According to a recent study, single women now make up about 47 percent of the condominium market. Why are condos so popular with women?
Try security, convenience, and near-maintenance free living.
For single women living alone, many condominiums offer such security features as round-the-clock doormen, a live-in engineer (or two, if there are several condo buildings on the property), and either attached, enclosed, or gated parking.
The convenience factor is important as well. In many condo developments, someone is there to receive packages, dry cleaning, and other deliveries. Larger condominium properties may offer a small grocery store, dry cleaners, car washing, and other services that make life a little easier for working women.
Single family homes require ongoing maintenance. Your house may need painting every three to five years, and weekly yard work. If you live in a snowy climate, there’s winter work as well.
While you’re financially responsible for the maintenance and upkeep of a condominium’s common area, typically condo associations oversee the day-to-day management of the property. So if the roof leaks, individual condo owners aren’t called upon to find someone to fix it. (Of course, if you want to volunteer for the maintenance committee, you’ll probably be welcome.)
But if you’ve never lived in a condominium (or co-op) before, protect yourself by checking out these items before you make your offer:
Building rules and regulations. Most condos have a long list of association rules and regulations by which you’ll have to agree to abide if you purchase in the building. These rules may limit the number, type, and weight of pets; how many visitors you can have at any one time; how often – and for how long – you can rent out your unit (if at all); when and how you can reserve the patio, sundeck, party room, or building barbeque grill; when you can have work done in your unit; and, what day you can close and move into your unit. Ask the listing broker for the complete set of building rules and regulations.
Noisy – and nosy – neighbors. If you’re going to live happily in a condominium, you’ll need to like aggregate living – that is, having neighbors above, below and on the sides. Neighbors can be noisy, so it’s best to visit the unit you like at various times of the day and evening to assess the noise factor. Make sure you find out who will be living above and below, and which of your walls would adjoin which of your neighbor’s rooms. While it’s unlikely your neighbors will have their ears pressed up against those adjoining walls, expect some building gossip to filter your way as your meet and get to know your neighbors. If the idea that people you don’t know will be talking about you, you may wish to rethink your condo plans.

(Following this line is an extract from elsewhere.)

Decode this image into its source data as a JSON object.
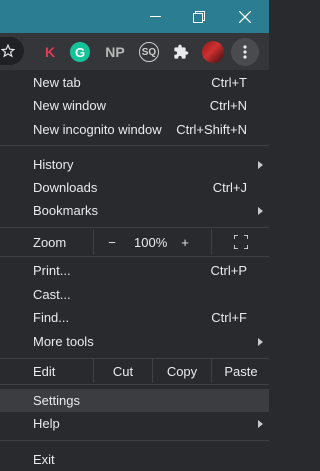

Minutes and budgets. Ask to see the past two years worth of condo board meeting minutes, as well as the last two years’ of budgets and the current year’s projected budget. Read the minutes carefully to find out whether there are any large-scale improvement projects that the building is planning, and how much those might cost. You should also look for signs that a special assessment (a fee levied above and beyond your monthly assessment) is in the works. Is the building fiscally responsible? Take a look at the line-item budget and whether or not the building is able to accurately project its annual maintenance costs.
Mortgages and assessments. Typically, a condominium will levy a monthly assessment to pay for common area elements, such as the lobby, parking lot, security, and any building employees, such as doormen, parking lot attendants or building engineers. What many first-time condo buyers don’t realize is that the amount of your monthly assessment has a direct impact on how much you can afford to spend on your mortgage. For example, if your lender said you could spend $1,000 per month on your mortgage, homeowner’s insurance premium and real estate taxes, and the monthly assessment of the condo you want to buy is $150, you’ll only be able to spend $850 on your mortgage, taxes and insurance. In other words, the amount of the assessment is subtracted from the total amount you can spend on your mortgage, taxes and insurance.
Price appreciation. Generally, condominiums appreciate less quickly than single family homes. But that national information doesn’t mean as much on the local level. For example, if you look in a neighborhood in which there are only condominiums, your condo should appreciate at the neighborhood rate. Some neighborhoods that are made up mostly of condos have shown some of the strongest price appreciation over the past five years.
Know your neighborhood. Condominiums tend to be located in urban areas where either young, working families or empty-nester couples reside. Make sure you know your neighborhood inside and out before you make an offer on a condominium. Because as hard as it is to move a house from its location, it sure is easier than trying to move a 50-unit condo building.
Published: Nov 5, 2001